(Data records for software interfaces)
=== Begin Enclosure ===

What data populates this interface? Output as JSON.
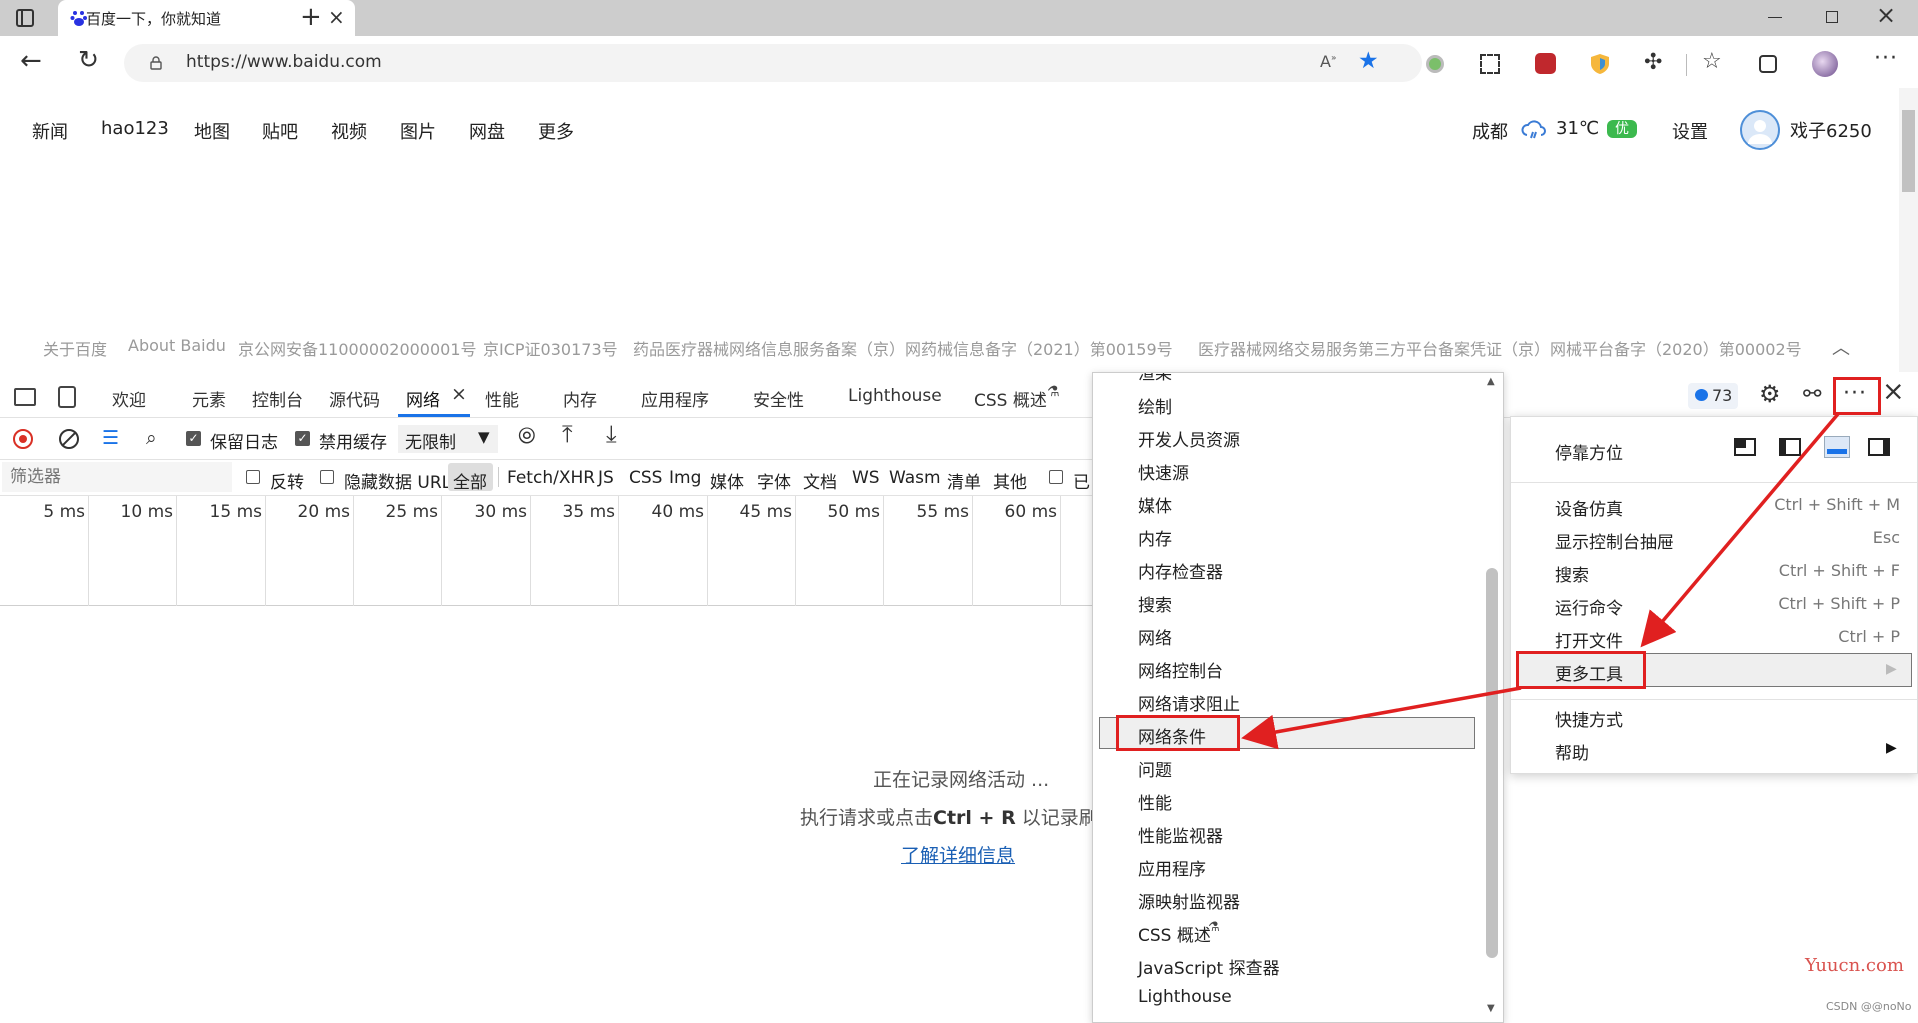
{
  "browser": {
    "tab_title": "百度一下，你就知道",
    "url": "https://www.baidu.com"
  },
  "page": {
    "nav_links": [
      "新闻",
      "hao123",
      "地图",
      "贴吧",
      "视频",
      "图片",
      "网盘",
      "更多"
    ],
    "city": "成都",
    "temperature": "31℃",
    "air_quality": "优",
    "settings_label": "设置",
    "username": "戏子6250",
    "footer_links": [
      "关于百度",
      "About Baidu",
      "京公网安备11000002000001号",
      "京ICP证030173号",
      "药品医疗器械网络信息服务备案（京）网药械信息备字（2021）第00159号",
      "医疗器械网络交易服务第三方平台备案凭证（京）网械平台备字（2020）第00002号"
    ]
  },
  "devtools": {
    "tabs": [
      "欢迎",
      "元素",
      "控制台",
      "源代码",
      "网络",
      "性能",
      "内存",
      "应用程序",
      "安全性",
      "Lighthouse",
      "CSS 概述"
    ],
    "active_tab": "网络",
    "issues_count": "73",
    "toolbar": {
      "preserve_log": "保留日志",
      "disable_cache": "禁用缓存",
      "throttling": "无限制"
    },
    "filter": {
      "placeholder": "筛选器",
      "invert": "反转",
      "hide_data_url": "隐藏数据 URL",
      "types": [
        "全部",
        "Fetch/XHR",
        "JS",
        "CSS",
        "Img",
        "媒体",
        "字体",
        "文档",
        "WS",
        "Wasm",
        "清单",
        "其他"
      ],
      "truncated": "已"
    },
    "timeline_ticks": [
      "5 ms",
      "10 ms",
      "15 ms",
      "20 ms",
      "25 ms",
      "30 ms",
      "35 ms",
      "40 ms",
      "45 ms",
      "50 ms",
      "55 ms",
      "60 ms"
    ],
    "empty_state": {
      "line1": "正在记录网络活动 ...",
      "line2_prefix": "执行请求或点击",
      "line2_bold": "Ctrl + R",
      "line2_suffix": " 以记录刷新",
      "link": "了解详细信息"
    }
  },
  "more_tools_menu": {
    "items": [
      "渲染",
      "绘制",
      "开发人员资源",
      "快速源",
      "媒体",
      "内存",
      "内存检查器",
      "搜索",
      "网络",
      "网络控制台",
      "网络请求阻止",
      "网络条件",
      "问题",
      "性能",
      "性能监视器",
      "应用程序",
      "源映射监视器",
      "CSS 概述",
      "JavaScript 探查器",
      "Lighthouse"
    ],
    "highlighted": "网络条件"
  },
  "main_menu": {
    "dock_label": "停靠方位",
    "items": [
      {
        "label": "设备仿真",
        "shortcut": "Ctrl + Shift + M"
      },
      {
        "label": "显示控制台抽屉",
        "shortcut": "Esc"
      },
      {
        "label": "搜索",
        "shortcut": "Ctrl + Shift + F"
      },
      {
        "label": "运行命令",
        "shortcut": "Ctrl + Shift + P"
      },
      {
        "label": "打开文件",
        "shortcut": "Ctrl + P"
      },
      {
        "label": "更多工具",
        "shortcut": ""
      },
      {
        "label": "快捷方式",
        "shortcut": ""
      },
      {
        "label": "帮助",
        "shortcut": ""
      }
    ]
  },
  "watermark": {
    "site": "Yuucn.com",
    "credit": "CSDN @@noNo"
  },
  "colors": {
    "annotation_red": "#e02020",
    "link_blue": "#1a5fb4",
    "record_red": "#d93025",
    "aqi_green": "#3cb94e",
    "star_blue": "#1a73e8"
  }
}
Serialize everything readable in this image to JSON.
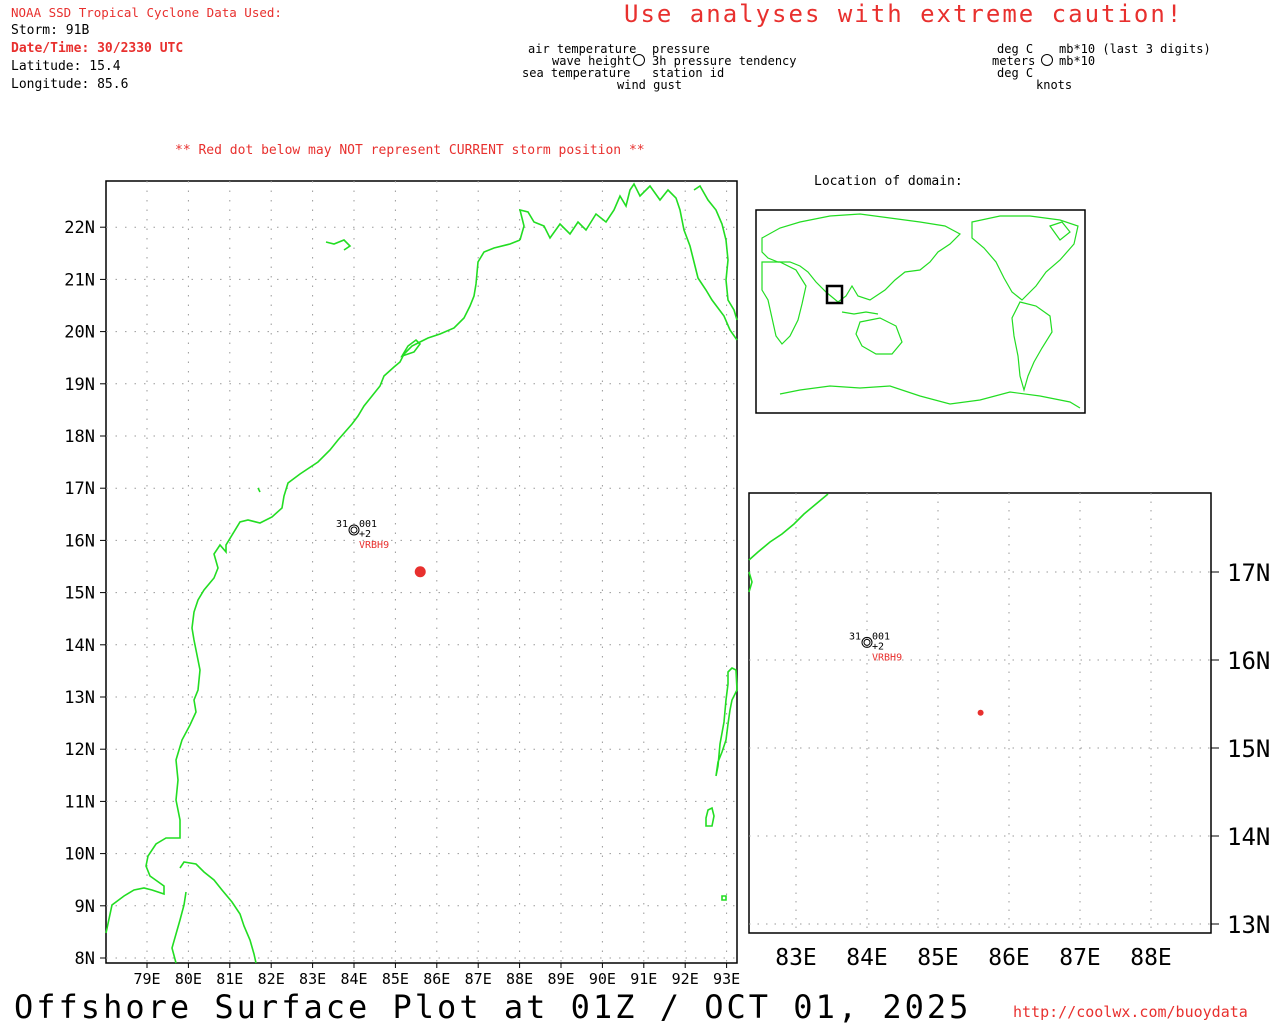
{
  "header": {
    "source": "NOAA SSD Tropical Cyclone Data Used:",
    "storm": "Storm: 91B",
    "datetime": "Date/Time: 30/2330 UTC",
    "latitude": "Latitude: 15.4",
    "longitude": "Longitude: 85.6",
    "caution": "Use analyses with extreme caution!"
  },
  "legend": {
    "left": [
      "air temperature",
      "wave height",
      "sea temperature"
    ],
    "right": [
      "pressure",
      "3h pressure tendency",
      "station id"
    ],
    "bottom": "wind gust",
    "units_left": [
      "deg C",
      "meters",
      "deg C"
    ],
    "units_right": [
      "mb*10 (last 3 digits)",
      "mb*10",
      "knots"
    ]
  },
  "warning": "** Red dot below may NOT represent CURRENT storm position **",
  "inset_title": "Location of domain:",
  "main_map": {
    "lat_labels": [
      "22N",
      "21N",
      "20N",
      "19N",
      "18N",
      "17N",
      "16N",
      "15N",
      "14N",
      "13N",
      "12N",
      "11N",
      "10N",
      "9N",
      "8N"
    ],
    "lon_labels": [
      "79E",
      "80E",
      "81E",
      "82E",
      "83E",
      "84E",
      "85E",
      "86E",
      "87E",
      "88E",
      "89E",
      "90E",
      "91E",
      "92E",
      "93E"
    ]
  },
  "zoom_map": {
    "lat_labels": [
      "17N",
      "16N",
      "15N",
      "14N",
      "13N"
    ],
    "lon_labels": [
      "83E",
      "84E",
      "85E",
      "86E",
      "87E",
      "88E"
    ]
  },
  "station": {
    "air_temp": "31",
    "pressure": "001",
    "tendency": "+2",
    "id": "VRBH9",
    "lat": 16.2,
    "lon": 84.0
  },
  "storm_position": {
    "lat": 15.4,
    "lon": 85.6
  },
  "footer": {
    "title": "Offshore Surface Plot at 01Z / OCT 01, 2025",
    "url": "http://coolwx.com/buoydata"
  },
  "colors": {
    "coast": "#22dd22",
    "red": "#e8302e",
    "grid": "#999999"
  }
}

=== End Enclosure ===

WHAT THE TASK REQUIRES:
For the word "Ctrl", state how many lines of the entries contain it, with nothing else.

RESULT BELOW:
5